Page and application data records:
§ §
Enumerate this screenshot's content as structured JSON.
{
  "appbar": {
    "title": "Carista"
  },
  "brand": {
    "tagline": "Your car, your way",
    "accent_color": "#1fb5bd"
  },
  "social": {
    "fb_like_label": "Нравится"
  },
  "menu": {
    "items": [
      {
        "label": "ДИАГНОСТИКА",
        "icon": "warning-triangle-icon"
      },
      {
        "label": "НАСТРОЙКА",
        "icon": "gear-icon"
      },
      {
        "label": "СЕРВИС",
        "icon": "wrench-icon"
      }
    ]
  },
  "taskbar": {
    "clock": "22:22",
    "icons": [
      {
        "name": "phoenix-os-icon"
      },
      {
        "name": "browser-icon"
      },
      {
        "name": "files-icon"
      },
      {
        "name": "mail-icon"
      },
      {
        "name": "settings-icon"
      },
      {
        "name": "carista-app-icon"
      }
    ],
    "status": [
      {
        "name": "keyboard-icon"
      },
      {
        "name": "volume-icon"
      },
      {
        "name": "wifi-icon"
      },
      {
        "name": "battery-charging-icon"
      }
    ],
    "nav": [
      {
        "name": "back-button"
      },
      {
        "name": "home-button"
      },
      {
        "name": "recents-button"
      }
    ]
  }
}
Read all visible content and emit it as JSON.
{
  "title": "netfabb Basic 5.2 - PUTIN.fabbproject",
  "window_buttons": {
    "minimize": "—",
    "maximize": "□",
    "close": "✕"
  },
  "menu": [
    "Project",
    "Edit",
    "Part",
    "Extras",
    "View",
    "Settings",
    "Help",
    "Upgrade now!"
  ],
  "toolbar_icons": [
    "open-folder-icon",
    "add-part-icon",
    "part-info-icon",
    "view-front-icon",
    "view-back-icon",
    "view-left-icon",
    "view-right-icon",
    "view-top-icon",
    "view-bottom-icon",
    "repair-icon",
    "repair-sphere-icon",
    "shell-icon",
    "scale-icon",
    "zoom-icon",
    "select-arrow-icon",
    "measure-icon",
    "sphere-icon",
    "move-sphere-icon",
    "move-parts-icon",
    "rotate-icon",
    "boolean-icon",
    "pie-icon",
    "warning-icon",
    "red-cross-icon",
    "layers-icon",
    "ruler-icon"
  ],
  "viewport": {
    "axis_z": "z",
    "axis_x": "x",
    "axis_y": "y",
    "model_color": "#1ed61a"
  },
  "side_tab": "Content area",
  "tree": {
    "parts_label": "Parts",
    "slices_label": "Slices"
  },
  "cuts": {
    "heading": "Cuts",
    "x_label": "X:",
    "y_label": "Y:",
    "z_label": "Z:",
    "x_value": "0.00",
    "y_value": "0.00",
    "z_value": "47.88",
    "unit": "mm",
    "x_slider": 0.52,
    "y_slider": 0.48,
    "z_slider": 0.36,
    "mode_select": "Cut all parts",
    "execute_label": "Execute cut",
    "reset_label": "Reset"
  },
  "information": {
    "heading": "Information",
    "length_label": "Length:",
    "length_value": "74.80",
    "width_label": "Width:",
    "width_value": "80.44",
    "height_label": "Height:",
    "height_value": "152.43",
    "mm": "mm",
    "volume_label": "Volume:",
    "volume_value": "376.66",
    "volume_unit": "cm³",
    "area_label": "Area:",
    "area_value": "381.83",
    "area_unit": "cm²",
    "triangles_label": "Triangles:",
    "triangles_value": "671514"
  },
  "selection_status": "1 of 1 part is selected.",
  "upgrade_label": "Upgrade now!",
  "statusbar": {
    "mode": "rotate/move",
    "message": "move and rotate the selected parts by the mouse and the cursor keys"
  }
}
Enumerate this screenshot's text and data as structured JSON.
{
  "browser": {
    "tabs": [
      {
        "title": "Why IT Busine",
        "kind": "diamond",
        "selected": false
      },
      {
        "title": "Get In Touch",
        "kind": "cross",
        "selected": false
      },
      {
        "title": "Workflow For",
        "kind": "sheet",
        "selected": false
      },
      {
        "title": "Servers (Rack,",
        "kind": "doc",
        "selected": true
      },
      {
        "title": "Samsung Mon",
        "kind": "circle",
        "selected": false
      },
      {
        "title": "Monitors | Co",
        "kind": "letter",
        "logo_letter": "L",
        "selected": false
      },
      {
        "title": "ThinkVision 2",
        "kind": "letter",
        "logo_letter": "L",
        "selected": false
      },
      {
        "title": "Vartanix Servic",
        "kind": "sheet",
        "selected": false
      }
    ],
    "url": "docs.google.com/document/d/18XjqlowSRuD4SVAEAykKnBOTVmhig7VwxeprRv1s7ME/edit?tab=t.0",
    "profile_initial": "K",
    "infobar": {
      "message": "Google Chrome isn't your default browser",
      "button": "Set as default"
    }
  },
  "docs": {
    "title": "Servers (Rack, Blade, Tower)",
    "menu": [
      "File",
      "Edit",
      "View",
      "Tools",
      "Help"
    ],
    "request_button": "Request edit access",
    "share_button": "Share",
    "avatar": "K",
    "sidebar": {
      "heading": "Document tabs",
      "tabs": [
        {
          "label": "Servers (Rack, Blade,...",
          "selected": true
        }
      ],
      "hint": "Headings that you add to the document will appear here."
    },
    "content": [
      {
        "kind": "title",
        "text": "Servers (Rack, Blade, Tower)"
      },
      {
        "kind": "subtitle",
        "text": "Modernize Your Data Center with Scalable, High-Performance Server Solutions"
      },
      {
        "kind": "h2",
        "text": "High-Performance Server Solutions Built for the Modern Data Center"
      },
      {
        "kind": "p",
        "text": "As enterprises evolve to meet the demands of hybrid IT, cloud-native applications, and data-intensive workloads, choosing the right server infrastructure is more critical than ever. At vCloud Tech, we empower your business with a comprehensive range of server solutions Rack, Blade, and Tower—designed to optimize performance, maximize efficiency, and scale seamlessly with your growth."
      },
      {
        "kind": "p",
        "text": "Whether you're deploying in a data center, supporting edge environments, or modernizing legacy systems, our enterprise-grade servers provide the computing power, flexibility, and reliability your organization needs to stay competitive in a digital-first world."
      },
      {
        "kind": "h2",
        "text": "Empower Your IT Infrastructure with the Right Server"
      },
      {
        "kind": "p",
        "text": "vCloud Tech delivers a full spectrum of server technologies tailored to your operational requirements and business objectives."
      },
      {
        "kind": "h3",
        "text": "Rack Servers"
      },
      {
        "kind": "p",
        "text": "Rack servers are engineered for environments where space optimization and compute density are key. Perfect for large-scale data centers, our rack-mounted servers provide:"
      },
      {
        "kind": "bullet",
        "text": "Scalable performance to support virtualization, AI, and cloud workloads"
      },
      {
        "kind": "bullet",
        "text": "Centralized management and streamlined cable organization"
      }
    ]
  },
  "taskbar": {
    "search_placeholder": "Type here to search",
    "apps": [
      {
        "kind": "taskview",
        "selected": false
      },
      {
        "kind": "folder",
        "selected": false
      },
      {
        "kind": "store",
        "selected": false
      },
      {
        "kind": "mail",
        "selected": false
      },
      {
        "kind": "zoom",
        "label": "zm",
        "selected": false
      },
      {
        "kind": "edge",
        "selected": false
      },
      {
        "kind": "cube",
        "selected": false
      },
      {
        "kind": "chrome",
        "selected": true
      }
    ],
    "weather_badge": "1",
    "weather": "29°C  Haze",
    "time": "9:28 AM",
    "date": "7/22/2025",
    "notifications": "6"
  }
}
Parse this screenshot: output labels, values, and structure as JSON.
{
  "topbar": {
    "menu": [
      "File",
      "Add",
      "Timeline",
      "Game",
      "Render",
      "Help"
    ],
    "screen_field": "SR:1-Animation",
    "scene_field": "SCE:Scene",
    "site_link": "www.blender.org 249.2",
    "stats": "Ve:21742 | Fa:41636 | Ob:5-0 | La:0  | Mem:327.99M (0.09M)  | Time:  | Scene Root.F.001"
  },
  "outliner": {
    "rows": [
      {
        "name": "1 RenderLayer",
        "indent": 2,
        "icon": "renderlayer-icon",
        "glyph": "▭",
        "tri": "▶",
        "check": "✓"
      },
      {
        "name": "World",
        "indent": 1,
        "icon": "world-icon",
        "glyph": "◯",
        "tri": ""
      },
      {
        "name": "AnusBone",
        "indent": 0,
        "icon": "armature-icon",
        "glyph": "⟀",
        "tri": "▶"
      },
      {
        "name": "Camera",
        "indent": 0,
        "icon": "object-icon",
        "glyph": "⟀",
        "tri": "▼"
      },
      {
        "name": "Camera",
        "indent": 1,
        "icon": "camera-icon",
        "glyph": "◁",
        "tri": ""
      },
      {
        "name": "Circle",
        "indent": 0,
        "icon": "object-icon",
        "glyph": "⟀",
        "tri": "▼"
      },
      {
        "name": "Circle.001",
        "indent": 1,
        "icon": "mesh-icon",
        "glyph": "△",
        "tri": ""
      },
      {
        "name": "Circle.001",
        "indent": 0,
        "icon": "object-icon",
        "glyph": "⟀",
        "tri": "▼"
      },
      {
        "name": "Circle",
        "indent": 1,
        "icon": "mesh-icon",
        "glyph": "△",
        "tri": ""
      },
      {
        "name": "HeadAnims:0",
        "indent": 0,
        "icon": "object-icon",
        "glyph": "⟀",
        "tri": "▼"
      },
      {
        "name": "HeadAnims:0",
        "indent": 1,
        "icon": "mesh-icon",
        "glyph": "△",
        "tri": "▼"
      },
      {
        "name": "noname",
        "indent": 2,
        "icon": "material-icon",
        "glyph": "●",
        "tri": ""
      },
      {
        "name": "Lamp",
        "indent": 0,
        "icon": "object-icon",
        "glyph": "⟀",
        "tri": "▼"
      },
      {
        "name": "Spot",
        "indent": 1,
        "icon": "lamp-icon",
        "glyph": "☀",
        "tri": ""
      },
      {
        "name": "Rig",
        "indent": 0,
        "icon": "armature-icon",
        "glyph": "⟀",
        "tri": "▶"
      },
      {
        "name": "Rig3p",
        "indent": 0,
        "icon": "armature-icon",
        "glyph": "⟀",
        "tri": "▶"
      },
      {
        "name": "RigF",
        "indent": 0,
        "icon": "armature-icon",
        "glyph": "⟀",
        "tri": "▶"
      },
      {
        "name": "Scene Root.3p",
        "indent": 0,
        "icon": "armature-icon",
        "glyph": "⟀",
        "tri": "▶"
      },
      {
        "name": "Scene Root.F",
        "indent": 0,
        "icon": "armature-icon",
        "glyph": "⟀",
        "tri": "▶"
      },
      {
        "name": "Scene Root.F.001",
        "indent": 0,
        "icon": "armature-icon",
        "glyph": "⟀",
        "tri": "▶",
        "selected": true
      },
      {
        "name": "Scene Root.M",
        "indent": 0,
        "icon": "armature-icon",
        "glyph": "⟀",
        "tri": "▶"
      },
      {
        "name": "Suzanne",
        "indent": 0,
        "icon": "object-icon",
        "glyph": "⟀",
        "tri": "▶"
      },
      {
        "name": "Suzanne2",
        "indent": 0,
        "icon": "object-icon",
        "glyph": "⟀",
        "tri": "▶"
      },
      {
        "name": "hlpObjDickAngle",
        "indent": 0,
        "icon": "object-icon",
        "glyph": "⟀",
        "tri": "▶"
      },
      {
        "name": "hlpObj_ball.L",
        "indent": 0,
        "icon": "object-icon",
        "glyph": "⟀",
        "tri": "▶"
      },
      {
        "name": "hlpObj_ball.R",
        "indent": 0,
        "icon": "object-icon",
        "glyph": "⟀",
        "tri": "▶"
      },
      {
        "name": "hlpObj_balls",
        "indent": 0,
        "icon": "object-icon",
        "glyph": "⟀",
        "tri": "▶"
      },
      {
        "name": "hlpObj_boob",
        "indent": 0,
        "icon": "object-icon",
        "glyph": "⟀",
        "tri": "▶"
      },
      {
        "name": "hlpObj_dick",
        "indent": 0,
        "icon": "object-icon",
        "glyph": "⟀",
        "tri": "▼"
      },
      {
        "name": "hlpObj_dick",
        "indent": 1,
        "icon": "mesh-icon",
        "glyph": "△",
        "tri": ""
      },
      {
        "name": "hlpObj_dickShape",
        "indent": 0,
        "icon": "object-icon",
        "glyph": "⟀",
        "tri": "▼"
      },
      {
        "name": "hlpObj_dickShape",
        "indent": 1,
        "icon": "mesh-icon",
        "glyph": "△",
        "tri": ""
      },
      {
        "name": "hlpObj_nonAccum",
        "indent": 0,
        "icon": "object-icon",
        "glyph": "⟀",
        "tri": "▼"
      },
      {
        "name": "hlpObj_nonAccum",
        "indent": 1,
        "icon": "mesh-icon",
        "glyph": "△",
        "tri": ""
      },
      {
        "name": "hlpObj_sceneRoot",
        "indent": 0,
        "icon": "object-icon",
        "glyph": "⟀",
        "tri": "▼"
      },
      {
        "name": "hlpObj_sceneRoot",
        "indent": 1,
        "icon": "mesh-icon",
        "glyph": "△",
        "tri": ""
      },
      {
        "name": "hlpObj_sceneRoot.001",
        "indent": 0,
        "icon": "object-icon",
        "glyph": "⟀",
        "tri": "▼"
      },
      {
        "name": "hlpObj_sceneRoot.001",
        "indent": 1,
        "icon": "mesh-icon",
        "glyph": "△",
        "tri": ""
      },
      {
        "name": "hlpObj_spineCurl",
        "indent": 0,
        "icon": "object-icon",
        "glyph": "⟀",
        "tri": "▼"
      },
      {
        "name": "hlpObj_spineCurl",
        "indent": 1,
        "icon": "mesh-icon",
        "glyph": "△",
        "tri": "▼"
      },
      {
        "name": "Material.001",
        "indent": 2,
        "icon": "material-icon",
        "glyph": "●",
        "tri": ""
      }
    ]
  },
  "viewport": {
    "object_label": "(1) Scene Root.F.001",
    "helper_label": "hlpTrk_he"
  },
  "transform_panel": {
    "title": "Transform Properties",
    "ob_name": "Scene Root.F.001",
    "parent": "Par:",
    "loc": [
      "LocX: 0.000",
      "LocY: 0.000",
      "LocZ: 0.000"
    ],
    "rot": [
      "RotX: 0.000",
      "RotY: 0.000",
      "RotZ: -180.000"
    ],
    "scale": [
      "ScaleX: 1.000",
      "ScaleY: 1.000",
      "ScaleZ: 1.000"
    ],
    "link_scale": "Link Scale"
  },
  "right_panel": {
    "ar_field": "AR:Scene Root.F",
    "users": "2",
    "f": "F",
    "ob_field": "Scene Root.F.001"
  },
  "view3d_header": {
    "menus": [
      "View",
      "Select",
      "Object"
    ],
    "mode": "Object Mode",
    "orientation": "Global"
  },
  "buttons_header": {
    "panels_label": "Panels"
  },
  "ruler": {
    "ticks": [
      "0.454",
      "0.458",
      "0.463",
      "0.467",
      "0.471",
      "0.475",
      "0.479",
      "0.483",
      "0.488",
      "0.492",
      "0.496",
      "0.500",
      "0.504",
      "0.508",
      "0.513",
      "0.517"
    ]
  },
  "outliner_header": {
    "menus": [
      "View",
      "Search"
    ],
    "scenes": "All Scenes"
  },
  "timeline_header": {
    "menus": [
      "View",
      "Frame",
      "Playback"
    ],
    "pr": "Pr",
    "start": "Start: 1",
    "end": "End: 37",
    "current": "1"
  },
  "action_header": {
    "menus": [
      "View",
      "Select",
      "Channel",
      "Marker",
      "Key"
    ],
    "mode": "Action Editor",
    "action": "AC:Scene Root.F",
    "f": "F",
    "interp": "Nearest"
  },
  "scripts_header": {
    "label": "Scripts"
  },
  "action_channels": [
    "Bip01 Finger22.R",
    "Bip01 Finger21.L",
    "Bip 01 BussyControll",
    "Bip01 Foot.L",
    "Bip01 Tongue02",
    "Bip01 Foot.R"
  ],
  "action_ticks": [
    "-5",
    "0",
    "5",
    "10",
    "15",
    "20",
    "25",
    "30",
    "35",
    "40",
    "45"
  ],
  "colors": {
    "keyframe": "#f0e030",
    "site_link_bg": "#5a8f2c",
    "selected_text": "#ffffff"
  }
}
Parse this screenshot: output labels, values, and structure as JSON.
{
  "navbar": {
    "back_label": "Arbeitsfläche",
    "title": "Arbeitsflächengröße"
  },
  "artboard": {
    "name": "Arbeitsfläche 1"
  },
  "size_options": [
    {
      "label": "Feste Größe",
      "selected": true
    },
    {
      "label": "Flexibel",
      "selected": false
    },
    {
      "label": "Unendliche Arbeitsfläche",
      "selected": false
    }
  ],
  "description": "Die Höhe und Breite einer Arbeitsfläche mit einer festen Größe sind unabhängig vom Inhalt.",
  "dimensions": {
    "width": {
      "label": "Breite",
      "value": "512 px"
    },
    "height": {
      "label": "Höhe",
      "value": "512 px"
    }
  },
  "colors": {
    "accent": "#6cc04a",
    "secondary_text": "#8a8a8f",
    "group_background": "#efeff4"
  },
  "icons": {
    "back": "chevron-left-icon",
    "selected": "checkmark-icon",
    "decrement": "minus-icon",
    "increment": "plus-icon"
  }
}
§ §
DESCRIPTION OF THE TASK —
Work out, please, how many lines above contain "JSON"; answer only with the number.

SOLVED PROBLEM —
5